Including playoffs, Payton has a 161-97 record, by far the most victories of any Saints coach. Jim Mora, who coached New Orleans from 1986 to 1996, is second with 93.
Payton’s 152 regular-season victories rank 21st in NFL history. Payton has presided over seven NFC South titles.
Payton made his mark as an innovative designer of offensive schemes and as a play caller, coinciding with Brees’ extraordinary production. The Saints never led the NFL in offense before Payton arrived, but finished first in that department six times since: in 2006, 2008, 2009, 2011, 2014 and 2016.
The Saints ranked first in scoring in 2008 and 2009. They ranked in the top 10 offensively for 14 consecutive seasons from 2006-2019. Although Payton wasn’t coaching in 2012, his offensive coordinator, Pete Carmichael Jr., was calling plays based on the principles of the offense he designed.
In 2020, Brees’ final season, the Saints, went with more of a ball-control attack featuring running back Alvin Kamara and ranked 12th offensively. This season, however, New Orleans dropped to 28th in offense.

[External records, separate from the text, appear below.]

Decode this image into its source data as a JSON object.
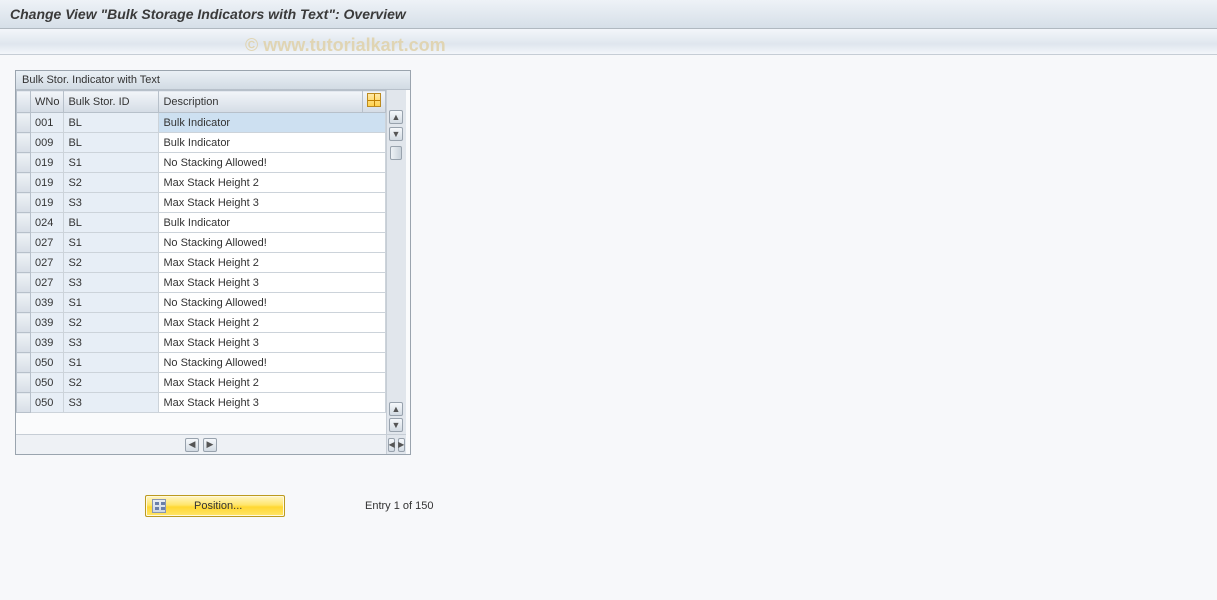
{
  "title": "Change View \"Bulk Storage Indicators with Text\": Overview",
  "watermark": "© www.tutorialkart.com",
  "panel": {
    "title": "Bulk Stor. Indicator with Text",
    "columns": {
      "wno": "WNo",
      "id": "Bulk Stor. ID",
      "desc": "Description"
    },
    "rows": [
      {
        "wno": "001",
        "id": "BL",
        "desc": "Bulk Indicator",
        "selected": true
      },
      {
        "wno": "009",
        "id": "BL",
        "desc": "Bulk Indicator"
      },
      {
        "wno": "019",
        "id": "S1",
        "desc": "No Stacking Allowed!"
      },
      {
        "wno": "019",
        "id": "S2",
        "desc": "Max Stack Height 2"
      },
      {
        "wno": "019",
        "id": "S3",
        "desc": "Max Stack Height 3"
      },
      {
        "wno": "024",
        "id": "BL",
        "desc": "Bulk Indicator"
      },
      {
        "wno": "027",
        "id": "S1",
        "desc": "No Stacking Allowed!"
      },
      {
        "wno": "027",
        "id": "S2",
        "desc": "Max Stack Height 2"
      },
      {
        "wno": "027",
        "id": "S3",
        "desc": "Max Stack Height 3"
      },
      {
        "wno": "039",
        "id": "S1",
        "desc": "No Stacking Allowed!"
      },
      {
        "wno": "039",
        "id": "S2",
        "desc": "Max Stack Height 2"
      },
      {
        "wno": "039",
        "id": "S3",
        "desc": "Max Stack Height 3"
      },
      {
        "wno": "050",
        "id": "S1",
        "desc": "No Stacking Allowed!"
      },
      {
        "wno": "050",
        "id": "S2",
        "desc": "Max Stack Height 2"
      },
      {
        "wno": "050",
        "id": "S3",
        "desc": "Max Stack Height 3"
      }
    ]
  },
  "position_button": "Position...",
  "entry_status": "Entry 1 of 150"
}
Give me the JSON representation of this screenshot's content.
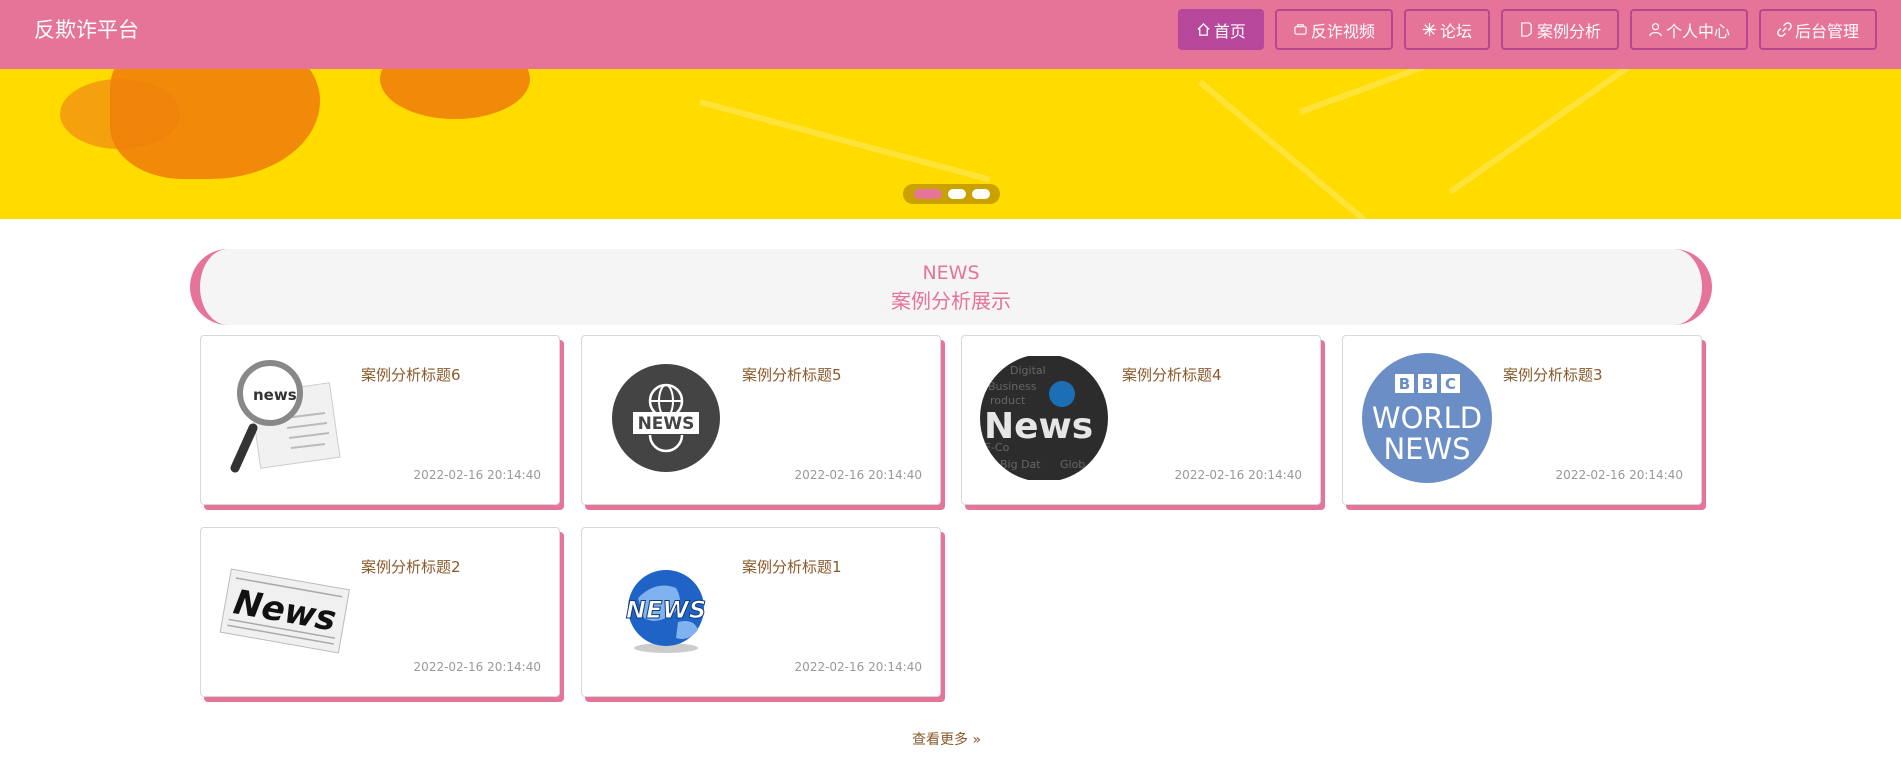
{
  "header": {
    "brand": "反欺诈平台",
    "nav": [
      {
        "label": "首页",
        "icon": "home-icon",
        "active": true
      },
      {
        "label": "反诈视频",
        "icon": "video-icon"
      },
      {
        "label": "论坛",
        "icon": "forum-icon"
      },
      {
        "label": "案例分析",
        "icon": "document-icon"
      },
      {
        "label": "个人中心",
        "icon": "user-icon"
      },
      {
        "label": "后台管理",
        "icon": "link-icon"
      }
    ]
  },
  "banner": {
    "slides": 3,
    "active_slide": 1,
    "colors": {
      "background": "#ffdb00",
      "accent": "#f07f0a"
    }
  },
  "section": {
    "title_en": "NEWS",
    "title_cn": "案例分析展示"
  },
  "cards": [
    {
      "title": "案例分析标题6",
      "time": "2022-02-16 20:14:40",
      "thumb": "magnifier-news-icon"
    },
    {
      "title": "案例分析标题5",
      "time": "2022-02-16 20:14:40",
      "thumb": "globe-news-badge-icon",
      "thumb_text": "NEWS"
    },
    {
      "title": "案例分析标题4",
      "time": "2022-02-16 20:14:40",
      "thumb": "digital-news-icon",
      "thumb_text": "News"
    },
    {
      "title": "案例分析标题3",
      "time": "2022-02-16 20:14:40",
      "thumb": "bbc-world-news-logo",
      "thumb_text": "BBC WORLD NEWS"
    },
    {
      "title": "案例分析标题2",
      "time": "2022-02-16 20:14:40",
      "thumb": "newspaper-icon",
      "thumb_text": "News"
    },
    {
      "title": "案例分析标题1",
      "time": "2022-02-16 20:14:40",
      "thumb": "blue-globe-news-icon",
      "thumb_text": "NEWS"
    }
  ],
  "more_label": "查看更多",
  "colors": {
    "primary": "#e57498",
    "nav_active": "#b7479b",
    "title_text": "#8a5a2b"
  }
}
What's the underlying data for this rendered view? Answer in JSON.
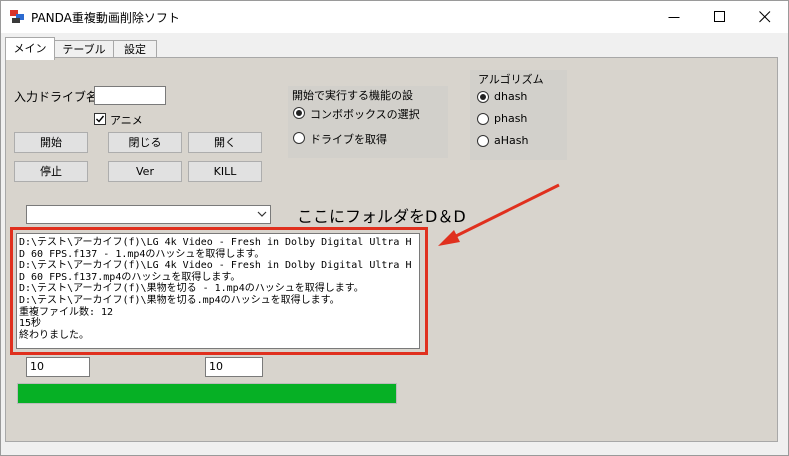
{
  "window": {
    "title": "PANDA重複動画削除ソフト"
  },
  "tabs": [
    {
      "label": "メイン",
      "active": true
    },
    {
      "label": "テーブル",
      "active": false
    },
    {
      "label": "設定",
      "active": false
    }
  ],
  "main": {
    "drive_label": "入力ドライブ名:",
    "drive_value": "",
    "anime_checkbox": {
      "label": "アニメ",
      "checked": true
    },
    "buttons": {
      "start": "開始",
      "close": "閉じる",
      "open": "開く",
      "stop": "停止",
      "ver": "Ver",
      "kill": "KILL"
    },
    "function_group": {
      "title": "開始で実行する機能の設",
      "options": [
        {
          "label": "コンボボックスの選択",
          "selected": true
        },
        {
          "label": "ドライブを取得",
          "selected": false
        }
      ]
    },
    "algorithm_group": {
      "title": "アルゴリズム",
      "options": [
        {
          "label": "dhash",
          "selected": true
        },
        {
          "label": "phash",
          "selected": false
        },
        {
          "label": "aHash",
          "selected": false
        }
      ]
    },
    "combo_value": "",
    "drop_hint": "ここにフォルダをD＆D",
    "log_lines": [
      "D:\\テスト\\アーカイフ(f)\\LG 4k Video - Fresh in Dolby Digital Ultra HD 60 FPS.f137 - 1.mp4のハッシュを取得します。",
      "D:\\テスト\\アーカイフ(f)\\LG 4k Video - Fresh in Dolby Digital Ultra HD 60 FPS.f137.mp4のハッシュを取得します。",
      "D:\\テスト\\アーカイフ(f)\\果物を切る - 1.mp4のハッシュを取得します。",
      "D:\\テスト\\アーカイフ(f)\\果物を切る.mp4のハッシュを取得します。",
      "重複ファイル数: 12",
      "15秒",
      "終わりました。"
    ],
    "field_left": "10",
    "field_right": "10",
    "progress": {
      "percent": 100,
      "color": "#06b025"
    }
  },
  "colors": {
    "highlight": "#e0301e",
    "progress": "#06b025"
  }
}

Payton also had to miss a game in 2021 after contracting COVID-19 for the second time since the spring of 2020.
Defensive coordinator Dennis Allen stepped in as acting head coach for that game, which the Saints won 9-0 at Tampa Bay. Allen, a former head coach with the Oakland Raiders, has made no secret of his desire to be in charge again.
Now there’s an opening on the very team that employs him.
“We’re going to look in-house and outside also,” Benson said. “We’re going to make a thorough search and choose the right person. ... We’re going to do a great job in choosing another person that’s going to be able to lead us the way Sean did.”